Look through the data below. Pick out the lines holding the string "environment".
****************
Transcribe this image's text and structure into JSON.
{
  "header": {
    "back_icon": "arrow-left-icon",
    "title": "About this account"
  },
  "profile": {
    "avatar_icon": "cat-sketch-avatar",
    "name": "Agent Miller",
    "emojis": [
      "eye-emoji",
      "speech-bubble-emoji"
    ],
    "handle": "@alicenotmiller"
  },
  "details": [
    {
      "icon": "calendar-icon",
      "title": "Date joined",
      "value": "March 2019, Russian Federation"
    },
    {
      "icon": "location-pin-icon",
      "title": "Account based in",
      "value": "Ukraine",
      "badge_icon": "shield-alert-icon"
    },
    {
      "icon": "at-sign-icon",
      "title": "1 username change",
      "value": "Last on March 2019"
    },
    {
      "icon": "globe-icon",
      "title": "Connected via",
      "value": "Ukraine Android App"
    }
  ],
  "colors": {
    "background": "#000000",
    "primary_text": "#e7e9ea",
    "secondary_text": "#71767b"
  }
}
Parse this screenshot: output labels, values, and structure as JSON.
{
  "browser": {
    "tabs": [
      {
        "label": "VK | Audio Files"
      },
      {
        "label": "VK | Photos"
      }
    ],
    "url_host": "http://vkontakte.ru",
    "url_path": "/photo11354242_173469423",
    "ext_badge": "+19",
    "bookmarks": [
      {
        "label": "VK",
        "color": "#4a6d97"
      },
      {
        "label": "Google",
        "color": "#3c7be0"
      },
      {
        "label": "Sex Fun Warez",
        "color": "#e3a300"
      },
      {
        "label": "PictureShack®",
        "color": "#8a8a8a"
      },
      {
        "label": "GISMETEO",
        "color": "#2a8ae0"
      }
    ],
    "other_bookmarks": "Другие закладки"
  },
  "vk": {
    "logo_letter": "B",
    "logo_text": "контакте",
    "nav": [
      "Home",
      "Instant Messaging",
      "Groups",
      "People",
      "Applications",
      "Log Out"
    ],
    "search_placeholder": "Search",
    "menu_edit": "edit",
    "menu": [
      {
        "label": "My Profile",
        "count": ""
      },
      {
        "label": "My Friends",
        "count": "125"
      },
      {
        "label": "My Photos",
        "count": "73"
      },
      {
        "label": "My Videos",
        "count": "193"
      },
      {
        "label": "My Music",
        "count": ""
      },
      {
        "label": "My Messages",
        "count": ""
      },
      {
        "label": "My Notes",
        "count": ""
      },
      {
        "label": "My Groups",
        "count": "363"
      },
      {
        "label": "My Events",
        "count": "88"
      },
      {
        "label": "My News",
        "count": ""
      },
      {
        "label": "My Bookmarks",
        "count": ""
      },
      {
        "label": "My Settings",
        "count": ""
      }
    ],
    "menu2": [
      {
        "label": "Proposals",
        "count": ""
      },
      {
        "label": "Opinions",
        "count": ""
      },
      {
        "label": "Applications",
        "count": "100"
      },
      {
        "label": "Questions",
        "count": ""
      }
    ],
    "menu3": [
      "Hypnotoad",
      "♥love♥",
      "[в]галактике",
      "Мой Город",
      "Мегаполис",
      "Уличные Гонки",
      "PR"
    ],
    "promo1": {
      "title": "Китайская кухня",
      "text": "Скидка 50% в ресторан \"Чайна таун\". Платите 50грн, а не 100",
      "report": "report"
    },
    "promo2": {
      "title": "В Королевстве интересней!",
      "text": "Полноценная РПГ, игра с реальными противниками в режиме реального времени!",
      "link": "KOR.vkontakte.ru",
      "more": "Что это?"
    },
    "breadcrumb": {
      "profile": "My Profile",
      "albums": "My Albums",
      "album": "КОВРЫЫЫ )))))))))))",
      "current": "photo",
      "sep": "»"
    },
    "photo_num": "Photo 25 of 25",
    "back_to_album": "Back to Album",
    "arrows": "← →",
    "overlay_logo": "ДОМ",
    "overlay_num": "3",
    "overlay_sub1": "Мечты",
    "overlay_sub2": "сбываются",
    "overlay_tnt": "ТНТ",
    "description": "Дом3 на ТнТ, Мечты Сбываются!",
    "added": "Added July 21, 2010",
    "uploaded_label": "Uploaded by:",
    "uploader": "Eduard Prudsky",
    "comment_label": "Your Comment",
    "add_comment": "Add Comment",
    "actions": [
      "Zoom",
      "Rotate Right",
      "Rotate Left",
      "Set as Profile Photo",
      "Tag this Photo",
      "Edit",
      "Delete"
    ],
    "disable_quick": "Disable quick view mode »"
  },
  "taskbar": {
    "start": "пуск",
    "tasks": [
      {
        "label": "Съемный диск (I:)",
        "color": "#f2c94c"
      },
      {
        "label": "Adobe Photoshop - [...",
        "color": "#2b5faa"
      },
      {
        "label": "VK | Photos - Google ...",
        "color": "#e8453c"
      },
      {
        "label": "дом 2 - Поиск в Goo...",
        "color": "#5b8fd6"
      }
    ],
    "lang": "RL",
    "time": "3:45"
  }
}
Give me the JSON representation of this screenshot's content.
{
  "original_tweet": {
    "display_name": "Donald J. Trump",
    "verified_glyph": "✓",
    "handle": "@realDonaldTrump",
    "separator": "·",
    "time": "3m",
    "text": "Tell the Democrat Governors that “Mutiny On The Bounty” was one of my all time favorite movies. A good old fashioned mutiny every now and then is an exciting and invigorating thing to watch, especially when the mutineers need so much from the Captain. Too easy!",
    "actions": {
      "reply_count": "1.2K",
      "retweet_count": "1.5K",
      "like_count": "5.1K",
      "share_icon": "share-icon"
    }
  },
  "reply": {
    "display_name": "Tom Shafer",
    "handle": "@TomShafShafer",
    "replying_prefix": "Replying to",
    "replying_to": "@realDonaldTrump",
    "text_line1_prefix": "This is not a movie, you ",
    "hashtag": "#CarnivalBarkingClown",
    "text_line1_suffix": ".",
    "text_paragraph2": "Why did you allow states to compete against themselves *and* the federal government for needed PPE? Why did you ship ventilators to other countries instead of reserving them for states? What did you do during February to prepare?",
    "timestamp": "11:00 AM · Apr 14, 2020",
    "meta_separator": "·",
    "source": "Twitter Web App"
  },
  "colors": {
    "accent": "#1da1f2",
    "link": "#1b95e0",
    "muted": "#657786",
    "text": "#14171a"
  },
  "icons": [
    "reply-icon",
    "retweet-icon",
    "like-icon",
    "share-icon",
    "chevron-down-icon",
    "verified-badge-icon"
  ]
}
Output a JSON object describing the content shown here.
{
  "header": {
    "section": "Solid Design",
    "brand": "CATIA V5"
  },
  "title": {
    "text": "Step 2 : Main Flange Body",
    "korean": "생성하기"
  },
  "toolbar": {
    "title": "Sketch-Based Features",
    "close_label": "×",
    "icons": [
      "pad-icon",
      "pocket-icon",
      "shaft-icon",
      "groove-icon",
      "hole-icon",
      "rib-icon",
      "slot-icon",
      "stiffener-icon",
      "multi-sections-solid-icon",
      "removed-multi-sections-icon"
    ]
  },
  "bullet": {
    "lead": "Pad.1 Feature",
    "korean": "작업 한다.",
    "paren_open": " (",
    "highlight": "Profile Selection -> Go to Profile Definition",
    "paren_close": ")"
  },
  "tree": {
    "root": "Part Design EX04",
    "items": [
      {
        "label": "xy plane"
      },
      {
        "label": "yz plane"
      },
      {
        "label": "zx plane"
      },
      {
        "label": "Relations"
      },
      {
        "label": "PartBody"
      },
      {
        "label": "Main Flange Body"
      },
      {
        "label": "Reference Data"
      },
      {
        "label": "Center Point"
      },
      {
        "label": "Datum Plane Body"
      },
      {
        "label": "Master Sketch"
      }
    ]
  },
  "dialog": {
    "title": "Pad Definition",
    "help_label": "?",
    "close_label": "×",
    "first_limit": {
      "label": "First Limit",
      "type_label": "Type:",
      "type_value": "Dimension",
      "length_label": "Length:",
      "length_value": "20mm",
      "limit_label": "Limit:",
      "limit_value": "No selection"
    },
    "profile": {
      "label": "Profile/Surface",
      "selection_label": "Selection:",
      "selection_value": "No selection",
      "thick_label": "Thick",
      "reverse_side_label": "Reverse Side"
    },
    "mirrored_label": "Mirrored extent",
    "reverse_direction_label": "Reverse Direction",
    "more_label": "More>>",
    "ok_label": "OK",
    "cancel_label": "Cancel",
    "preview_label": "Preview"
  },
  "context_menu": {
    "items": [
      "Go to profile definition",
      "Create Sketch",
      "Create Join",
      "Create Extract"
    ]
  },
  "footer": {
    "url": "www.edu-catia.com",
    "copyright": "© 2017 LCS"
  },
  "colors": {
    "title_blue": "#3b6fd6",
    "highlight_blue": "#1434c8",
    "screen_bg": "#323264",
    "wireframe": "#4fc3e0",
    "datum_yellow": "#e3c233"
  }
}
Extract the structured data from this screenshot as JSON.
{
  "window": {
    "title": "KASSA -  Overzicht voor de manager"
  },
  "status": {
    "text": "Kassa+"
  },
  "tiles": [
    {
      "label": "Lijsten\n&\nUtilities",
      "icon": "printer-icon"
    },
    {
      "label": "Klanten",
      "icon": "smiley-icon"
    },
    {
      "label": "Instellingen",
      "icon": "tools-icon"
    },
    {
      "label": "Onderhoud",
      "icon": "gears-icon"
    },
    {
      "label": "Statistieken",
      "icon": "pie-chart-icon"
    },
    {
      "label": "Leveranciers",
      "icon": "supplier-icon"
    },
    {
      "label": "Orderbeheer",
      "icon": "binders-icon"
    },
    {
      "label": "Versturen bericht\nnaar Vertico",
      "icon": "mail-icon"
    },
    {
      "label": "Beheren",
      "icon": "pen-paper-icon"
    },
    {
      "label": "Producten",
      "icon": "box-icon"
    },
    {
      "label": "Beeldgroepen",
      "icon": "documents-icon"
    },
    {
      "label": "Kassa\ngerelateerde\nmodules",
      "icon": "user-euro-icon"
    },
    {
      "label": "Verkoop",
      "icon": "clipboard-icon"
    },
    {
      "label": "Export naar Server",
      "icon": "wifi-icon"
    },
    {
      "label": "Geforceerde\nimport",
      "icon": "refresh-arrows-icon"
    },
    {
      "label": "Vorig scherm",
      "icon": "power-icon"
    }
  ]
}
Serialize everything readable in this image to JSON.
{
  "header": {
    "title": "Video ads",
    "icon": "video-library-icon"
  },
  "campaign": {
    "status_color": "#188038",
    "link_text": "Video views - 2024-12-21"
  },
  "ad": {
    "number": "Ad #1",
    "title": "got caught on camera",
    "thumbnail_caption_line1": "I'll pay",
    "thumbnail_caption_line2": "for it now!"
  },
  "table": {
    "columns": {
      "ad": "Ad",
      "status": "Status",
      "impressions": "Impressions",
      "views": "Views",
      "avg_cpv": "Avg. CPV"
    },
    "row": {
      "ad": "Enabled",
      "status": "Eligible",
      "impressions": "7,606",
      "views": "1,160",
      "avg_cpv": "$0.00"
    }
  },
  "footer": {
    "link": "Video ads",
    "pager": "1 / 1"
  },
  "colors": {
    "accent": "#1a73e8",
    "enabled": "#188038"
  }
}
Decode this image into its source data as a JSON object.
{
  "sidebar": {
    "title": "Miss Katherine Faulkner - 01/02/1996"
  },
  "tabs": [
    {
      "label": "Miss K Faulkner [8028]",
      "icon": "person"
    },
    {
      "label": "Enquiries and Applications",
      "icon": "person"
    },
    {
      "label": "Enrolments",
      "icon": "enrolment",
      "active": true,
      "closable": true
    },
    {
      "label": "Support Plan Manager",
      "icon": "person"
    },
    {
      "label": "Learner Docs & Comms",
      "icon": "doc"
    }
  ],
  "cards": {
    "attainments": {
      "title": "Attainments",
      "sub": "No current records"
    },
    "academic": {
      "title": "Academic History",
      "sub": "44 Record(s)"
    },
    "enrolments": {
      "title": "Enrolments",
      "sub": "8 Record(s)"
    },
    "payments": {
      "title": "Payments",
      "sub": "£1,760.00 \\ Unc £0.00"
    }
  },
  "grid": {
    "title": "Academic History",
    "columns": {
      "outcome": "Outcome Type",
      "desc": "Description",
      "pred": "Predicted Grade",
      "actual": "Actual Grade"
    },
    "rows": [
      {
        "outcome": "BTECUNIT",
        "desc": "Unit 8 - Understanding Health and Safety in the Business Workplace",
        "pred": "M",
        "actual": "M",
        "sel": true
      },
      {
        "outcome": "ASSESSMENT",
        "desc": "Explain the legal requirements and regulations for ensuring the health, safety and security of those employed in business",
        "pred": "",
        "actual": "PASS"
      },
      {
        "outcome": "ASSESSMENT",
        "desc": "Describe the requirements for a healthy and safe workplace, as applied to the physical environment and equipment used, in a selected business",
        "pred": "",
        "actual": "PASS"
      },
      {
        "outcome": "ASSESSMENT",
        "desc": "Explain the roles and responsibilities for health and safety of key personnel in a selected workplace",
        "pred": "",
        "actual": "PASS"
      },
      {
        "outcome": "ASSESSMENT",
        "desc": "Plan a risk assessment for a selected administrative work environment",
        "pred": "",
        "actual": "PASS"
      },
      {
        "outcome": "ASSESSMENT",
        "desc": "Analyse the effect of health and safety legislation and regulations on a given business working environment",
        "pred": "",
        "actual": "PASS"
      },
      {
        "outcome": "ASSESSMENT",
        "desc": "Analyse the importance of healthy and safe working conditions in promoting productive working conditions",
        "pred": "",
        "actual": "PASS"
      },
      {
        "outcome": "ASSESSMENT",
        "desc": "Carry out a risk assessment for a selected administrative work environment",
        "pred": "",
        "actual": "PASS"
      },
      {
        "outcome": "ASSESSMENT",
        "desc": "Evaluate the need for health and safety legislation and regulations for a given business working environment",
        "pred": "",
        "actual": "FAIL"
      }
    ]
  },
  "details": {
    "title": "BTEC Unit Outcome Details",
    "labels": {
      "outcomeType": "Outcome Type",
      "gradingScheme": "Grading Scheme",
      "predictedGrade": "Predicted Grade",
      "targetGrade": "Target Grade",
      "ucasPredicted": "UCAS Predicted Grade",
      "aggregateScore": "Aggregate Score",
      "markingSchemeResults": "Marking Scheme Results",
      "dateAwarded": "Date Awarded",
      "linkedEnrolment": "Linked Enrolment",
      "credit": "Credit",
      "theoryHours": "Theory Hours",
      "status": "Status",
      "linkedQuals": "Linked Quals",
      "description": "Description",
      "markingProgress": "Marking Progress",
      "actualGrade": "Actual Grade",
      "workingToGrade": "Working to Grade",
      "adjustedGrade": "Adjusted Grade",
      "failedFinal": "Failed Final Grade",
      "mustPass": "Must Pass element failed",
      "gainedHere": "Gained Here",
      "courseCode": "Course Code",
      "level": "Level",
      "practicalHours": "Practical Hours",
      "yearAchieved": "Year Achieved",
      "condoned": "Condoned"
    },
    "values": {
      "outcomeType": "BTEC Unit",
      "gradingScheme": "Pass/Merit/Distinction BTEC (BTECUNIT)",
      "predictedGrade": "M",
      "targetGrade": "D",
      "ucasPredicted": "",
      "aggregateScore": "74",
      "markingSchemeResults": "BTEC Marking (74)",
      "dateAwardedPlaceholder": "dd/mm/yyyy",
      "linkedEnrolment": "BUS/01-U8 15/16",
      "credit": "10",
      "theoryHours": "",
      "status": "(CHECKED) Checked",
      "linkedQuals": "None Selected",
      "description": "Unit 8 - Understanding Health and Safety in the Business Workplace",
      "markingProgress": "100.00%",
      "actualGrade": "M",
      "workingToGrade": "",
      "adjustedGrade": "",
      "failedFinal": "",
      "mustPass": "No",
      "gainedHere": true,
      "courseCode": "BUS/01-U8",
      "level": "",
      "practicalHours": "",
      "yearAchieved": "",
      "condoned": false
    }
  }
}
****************
_REPLY TO THE TASK_.
        "desc": "Describe the requirements for a healthy and safe workplace, as applied to the physical environment and equipment used, in a selected business",
        "desc": "Plan a risk assessment for a selected administrative work environment",
        "desc": "Analyse the effect of health and safety legislation and regulations on a given business working environment",
        "desc": "Carry out a risk assessment for a selected administrative work environment",
        "desc": "Evaluate the need for health and safety legislation and regulations for a given business working environment",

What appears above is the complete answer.